Her novella, The Broken Road, is available through Amazon and Barnes and Noble. Her most recent work is a novelette written with author Alex Bledsoe entitled Hisses and Wings.
Teresa lives in North Carolina where she has long been accused of telling stories, which is a southern colloquialism for lying.
Authors and reviewers alike tend to throw the word “strong” around as if inner fortitude is something that we’re born with. “Strong female characters” was the phrase de rigueur for a while there. Everyone tried to create their version of a “strong female character” based on their own definition of strength. Often, the quiet, resilient strength formed in the face of adversity was eschewed in favor of kick-ass heroines.
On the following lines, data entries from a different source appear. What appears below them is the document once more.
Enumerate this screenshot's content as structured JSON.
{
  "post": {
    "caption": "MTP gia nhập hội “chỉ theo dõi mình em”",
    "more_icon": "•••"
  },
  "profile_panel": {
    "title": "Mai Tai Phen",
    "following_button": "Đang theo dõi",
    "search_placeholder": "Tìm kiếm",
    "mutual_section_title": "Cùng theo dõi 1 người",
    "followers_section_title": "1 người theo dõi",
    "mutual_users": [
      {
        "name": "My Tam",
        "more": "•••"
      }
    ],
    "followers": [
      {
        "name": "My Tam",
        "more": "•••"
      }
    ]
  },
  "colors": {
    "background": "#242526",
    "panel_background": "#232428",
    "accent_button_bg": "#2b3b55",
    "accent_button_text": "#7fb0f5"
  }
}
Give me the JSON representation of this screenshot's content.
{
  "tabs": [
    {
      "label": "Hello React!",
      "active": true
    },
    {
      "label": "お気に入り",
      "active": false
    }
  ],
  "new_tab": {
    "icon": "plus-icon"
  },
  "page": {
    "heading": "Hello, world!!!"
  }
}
This post isn’t about kick-ass heroines. It’s more about the quiet, resilient kind of inner strength one acquires from having a disability. I’m not sure if what does not kill us makes us stronger, but I do know that having a handicap has made me more creative in how I function in the world. I’ve found my strength by facing obstacles and challenges, sometimes losing, then redirecting my efforts to better assure a more lasting solution.
In my novella, The Broken Road, I have a character named Travys, who is a seventeen-year-old prince. On a superficial level, Travys would seem to have it all until the reader looks more closely and realizes that Travys’ kingdom is a matriarchy where he must marry a consort in order to rule. Of course, this isn’t a terrible thing, except that Travys is gay, and his choice of a life-partner and his mother’s choice of a life-partner to carry on the royal line are in stark contrast to one another. His mother determines that Travys will marry his twin brother’s girlfriend, and things sort of slide downhill for Travys from there.
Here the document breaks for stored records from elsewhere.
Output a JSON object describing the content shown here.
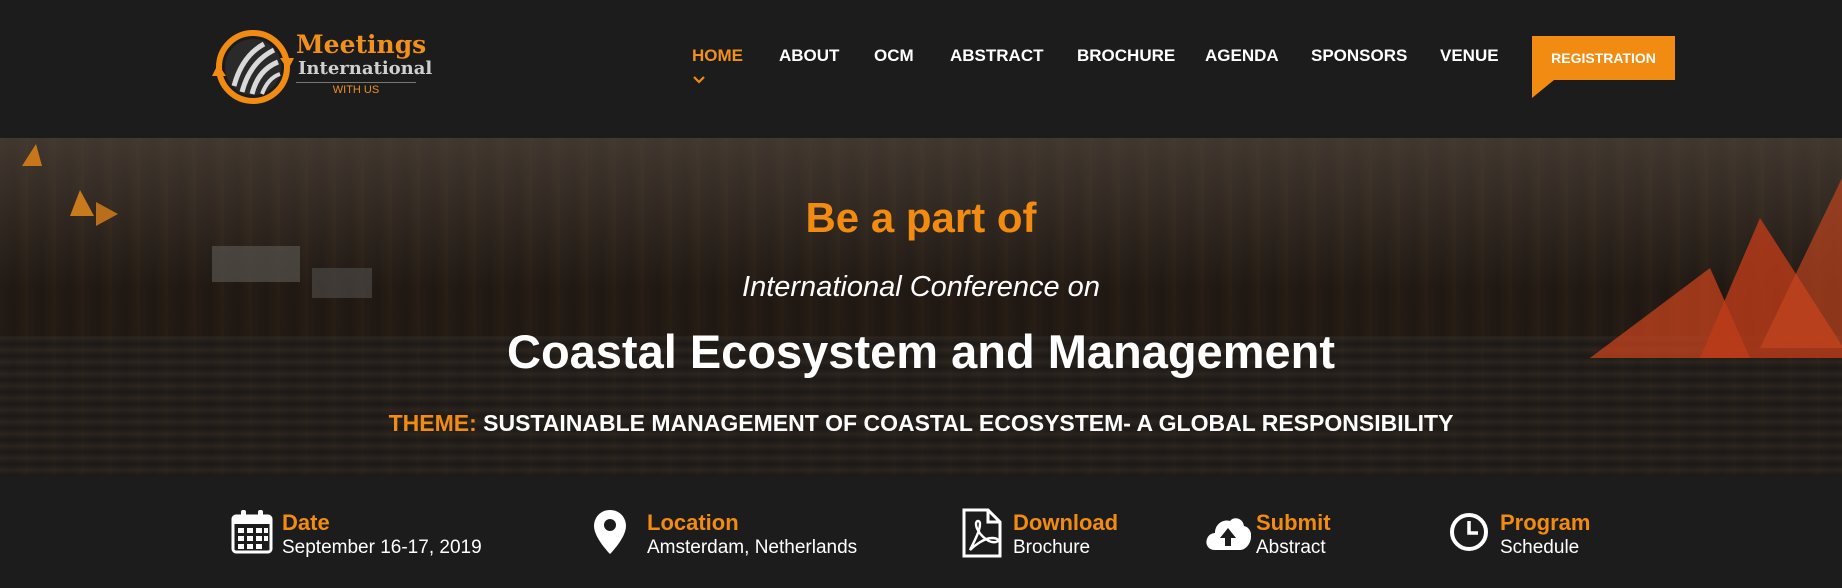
{
  "colors": {
    "accent": "#f28b12",
    "background": "#1c1c1c",
    "text": "#ffffff"
  },
  "logo": {
    "line1": "Meetings",
    "line2": "International",
    "line3": "WITH US"
  },
  "nav": {
    "items": [
      {
        "label": "HOME",
        "active": true
      },
      {
        "label": "ABOUT"
      },
      {
        "label": "OCM"
      },
      {
        "label": "ABSTRACT"
      },
      {
        "label": "BROCHURE"
      },
      {
        "label": "AGENDA"
      },
      {
        "label": "SPONSORS"
      },
      {
        "label": "VENUE"
      }
    ],
    "registration_label": "REGISTRATION",
    "active_indicator_icon": "chevron-down-icon"
  },
  "hero": {
    "line1": "Be a part of",
    "line2": "International Conference on",
    "line3": "Coastal Ecosystem and Management",
    "theme_label": "THEME:",
    "theme_text": "SUSTAINABLE MANAGEMENT OF COASTAL ECOSYSTEM- A GLOBAL RESPONSIBILITY"
  },
  "info": [
    {
      "icon": "calendar-icon",
      "title": "Date",
      "sub": "September 16-17, 2019"
    },
    {
      "icon": "map-pin-icon",
      "title": "Location",
      "sub": "Amsterdam, Netherlands"
    },
    {
      "icon": "pdf-file-icon",
      "title": "Download",
      "sub": "Brochure"
    },
    {
      "icon": "cloud-upload-icon",
      "title": "Submit",
      "sub": "Abstract"
    },
    {
      "icon": "clock-icon",
      "title": "Program",
      "sub": "Schedule"
    }
  ]
}
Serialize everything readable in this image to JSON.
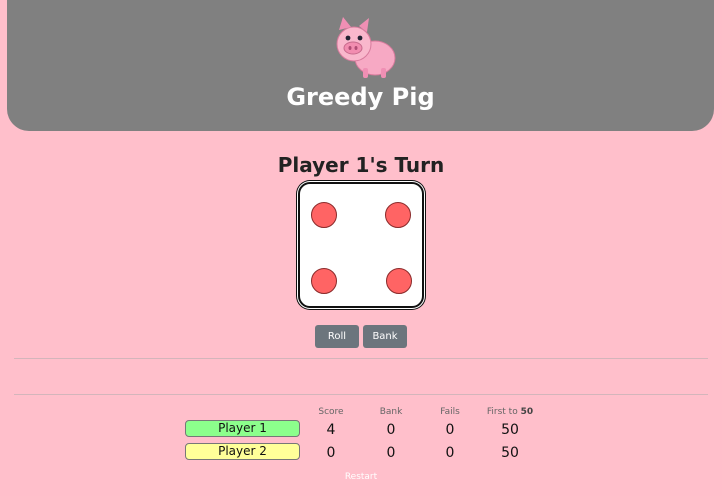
{
  "header": {
    "title": "Greedy Pig",
    "logo_icon": "pig-icon"
  },
  "turn": {
    "label": "Player 1's Turn"
  },
  "die": {
    "value": 4,
    "pip_color": "#ff6464"
  },
  "actions": {
    "roll_label": "Roll",
    "bank_label": "Bank"
  },
  "scoreboard": {
    "columns": {
      "score": "Score",
      "bank": "Bank",
      "fails": "Fails",
      "first_to_prefix": "First to",
      "first_to_value": "50"
    },
    "players": [
      {
        "name": "Player 1",
        "score": "4",
        "bank": "0",
        "fails": "0",
        "first_to": "50",
        "color": "#8cff8c"
      },
      {
        "name": "Player 2",
        "score": "0",
        "bank": "0",
        "fails": "0",
        "first_to": "50",
        "color": "#ffff99"
      }
    ]
  },
  "footer": {
    "restart_label": "Restart"
  }
}
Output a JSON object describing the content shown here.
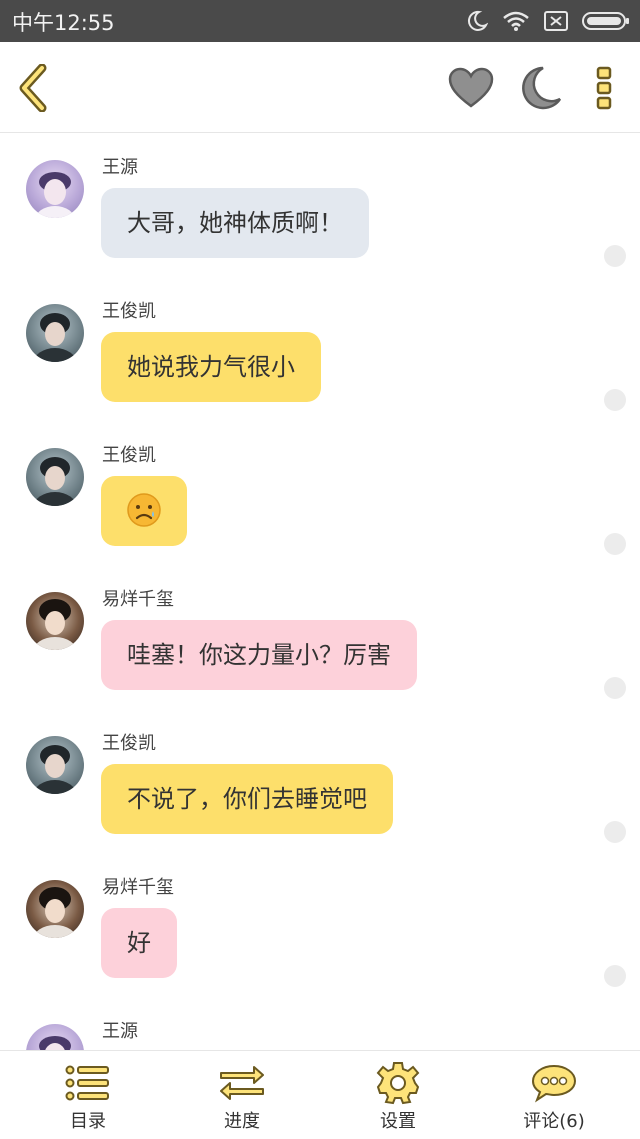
{
  "status_bar": {
    "time": "中午12:55"
  },
  "top_bar": {
    "back_icon": "back-chevron-icon",
    "heart_icon": "heart-icon",
    "moon_icon": "moon-icon",
    "more_icon": "more-dots-icon"
  },
  "messages": [
    {
      "name": "王源",
      "text": "大哥，她神体质啊！",
      "bubble_color": "#e3e8ef"
    },
    {
      "name": "王俊凯",
      "text": "她说我力气很小",
      "bubble_color": "#fddf6b"
    },
    {
      "name": "王俊凯",
      "text": "😟",
      "bubble_color": "#fddf6b"
    },
    {
      "name": "易烊千玺",
      "text": "哇塞！你这力量小？厉害",
      "bubble_color": "#fdd1da"
    },
    {
      "name": "王俊凯",
      "text": "不说了，你们去睡觉吧",
      "bubble_color": "#fddf6b"
    },
    {
      "name": "易烊千玺",
      "text": "好",
      "bubble_color": "#fdd1da"
    },
    {
      "name": "王源",
      "text": "",
      "bubble_color": "#e3e8ef"
    }
  ],
  "bottom_bar": {
    "tabs": [
      {
        "label": "目录",
        "icon": "list-icon"
      },
      {
        "label": "进度",
        "icon": "arrows-swap-icon"
      },
      {
        "label": "设置",
        "icon": "gear-icon"
      },
      {
        "label": "评论(6)",
        "icon": "comment-bubble-icon"
      }
    ]
  },
  "colors": {
    "accent_yellow": "#fddf6b",
    "icon_outline": "#7a6a2e",
    "status_bar": "#4a4a4a"
  }
}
When I constructed the synopsis for The Broken Road, I knew three things about Travys: he was prince in a matriarchy; he was gay and very much in love with Gabriel; and that he was mute in a world where the pitch and range of one’s voice determines the strength of one’s magic. It is the third thing that brings us to Travys’ disability and gives me the opportunity to show you the inner strength of most disabled people.
Travys taught himself to channel his magic through ambient sounds, and while he is not the most powerful of the Chanteuse, he maintains his self-respect and is determined to find ways around his disability. His biggest desire is for respect. He wants to be valued for his intelligence, his ability to solve problems, to remain mindful when the other Chanteuse desire nothing more than to forget the decaying world around them. He wants to be valued for what he can do, not be seen as a liability for what he cannot do.
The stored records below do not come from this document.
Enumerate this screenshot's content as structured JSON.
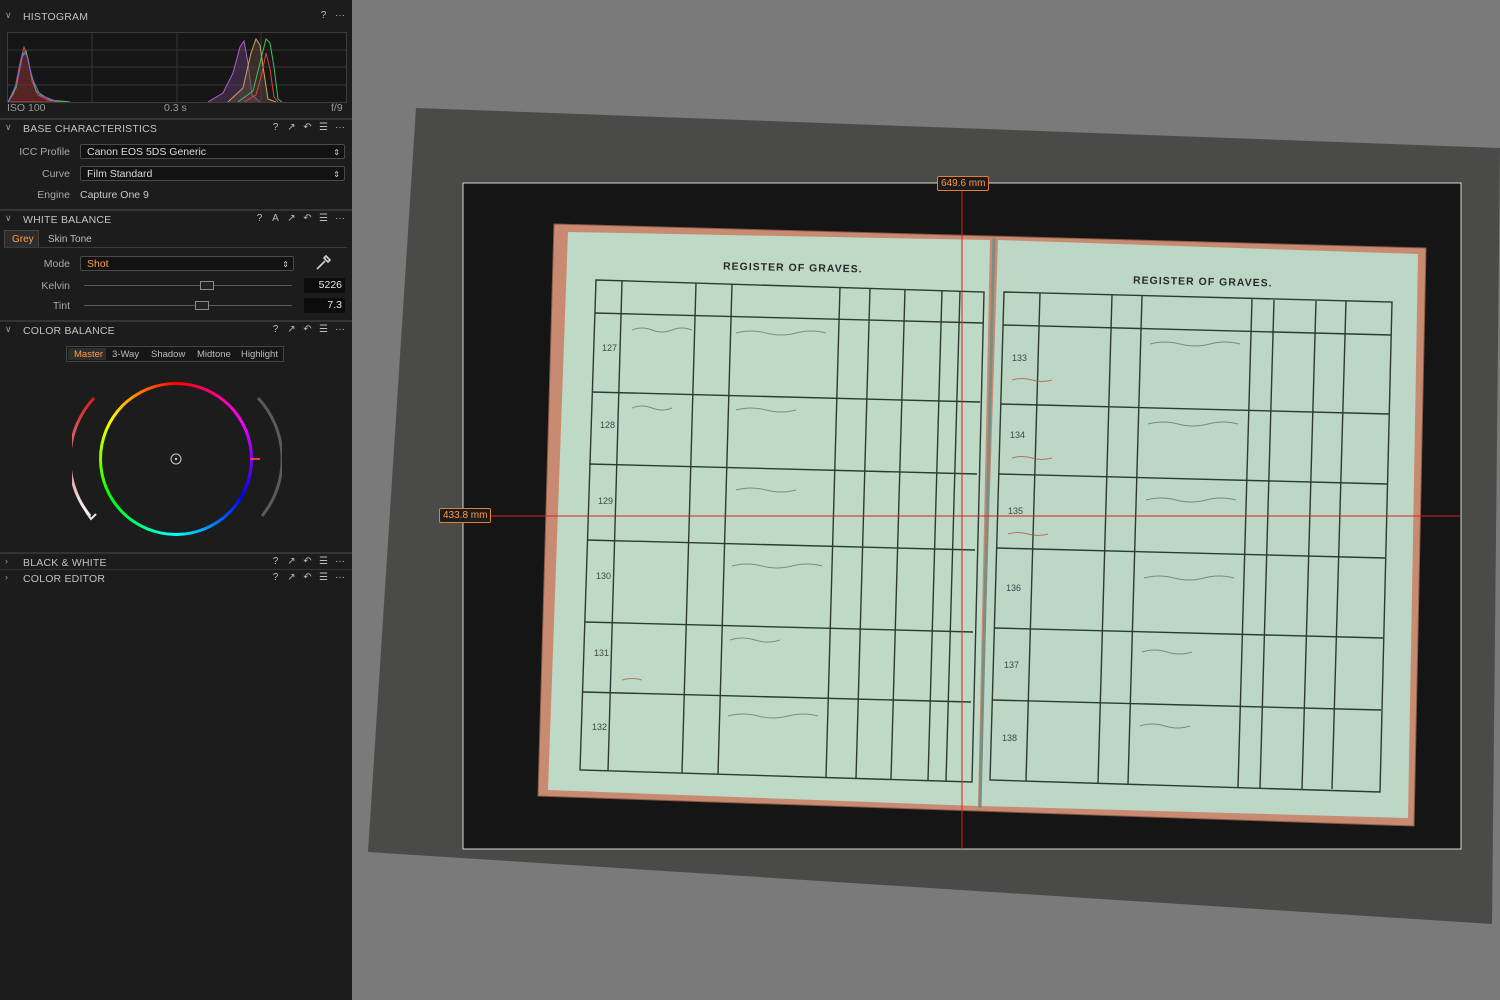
{
  "histogram": {
    "title": "HISTOGRAM",
    "help": "?",
    "more": "···",
    "iso": "ISO 100",
    "shutter": "0.3 s",
    "aperture": "f/9"
  },
  "base_characteristics": {
    "title": "BASE CHARACTERISTICS",
    "icc_label": "ICC Profile",
    "icc_value": "Canon EOS 5DS Generic",
    "curve_label": "Curve",
    "curve_value": "Film Standard",
    "engine_label": "Engine",
    "engine_value": "Capture One 9"
  },
  "white_balance": {
    "title": "WHITE BALANCE",
    "tab_grey": "Grey",
    "tab_skin": "Skin Tone",
    "mode_label": "Mode",
    "mode_value": "Shot",
    "kelvin_label": "Kelvin",
    "kelvin_value": "5226",
    "tint_label": "Tint",
    "tint_value": "7.3"
  },
  "color_balance": {
    "title": "COLOR BALANCE",
    "tabs": [
      "Master",
      "3-Way",
      "Shadow",
      "Midtone",
      "Highlight"
    ]
  },
  "collapsed_sections": {
    "bw": "BLACK & WHITE",
    "color_editor": "COLOR EDITOR"
  },
  "viewer": {
    "width_measure": "649.6 mm",
    "height_measure": "433.8 mm",
    "left_page_title": "REGISTER OF GRAVES.",
    "right_page_title": "REGISTER OF GRAVES.",
    "left_row_numbers": [
      "127",
      "128",
      "129",
      "130",
      "131",
      "132"
    ],
    "right_row_numbers": [
      "133",
      "134",
      "135",
      "136",
      "137",
      "138"
    ]
  },
  "colors": {
    "accent_orange": "#ff9c4a",
    "crosshair_red": "#d8201e",
    "page_green": "#bfd9c7",
    "panel_bg": "#1c1c1c"
  }
}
He doesn’t bemoan his disability; instead, he finds ways to work around it. It is this very ingeniousness that enables him, not only to survive, but to thrive in a very hostile environment. Travys evinces one of the most valuable skills inherent to disabled people: the ability to adapt himself to circumstances beyond his control.
Travys wasn’t born with a noble personality. His life-experiences are what shaped and molded his character. His whole existence has been one delicate adjustment after another, so rather than being intimidated by another obstacle, he merely finds a way around it or through it. Because of constantly overcoming one challenge after another, Travys is able to appreciate the social-economic difficulties he witnesses among the lowborn, the people who the Chanteuse are supposed to protect. In short, his disability has given him the empathy he needs in order to help others. Even without a voice, Travys is determined to speak for those less fortunate than himself.
This brings me back to “strength,” a highly imprecise word that is dependent on the individual for meaning. There is so much more to kicking ass than swinging a sword or making snarky comebacks, nor does one have to be disabled in order to develop integrity. Yet when someone mentions strength to me, disabled people are often who I think of first, because I know so many people, like myself, who spend so much of their days overcoming obstacles. On the surface, we don’t look very intimidating, but deep within our souls, we have the hearts of warriors, and that is the kind of strength I want to show you through characters such as Travys.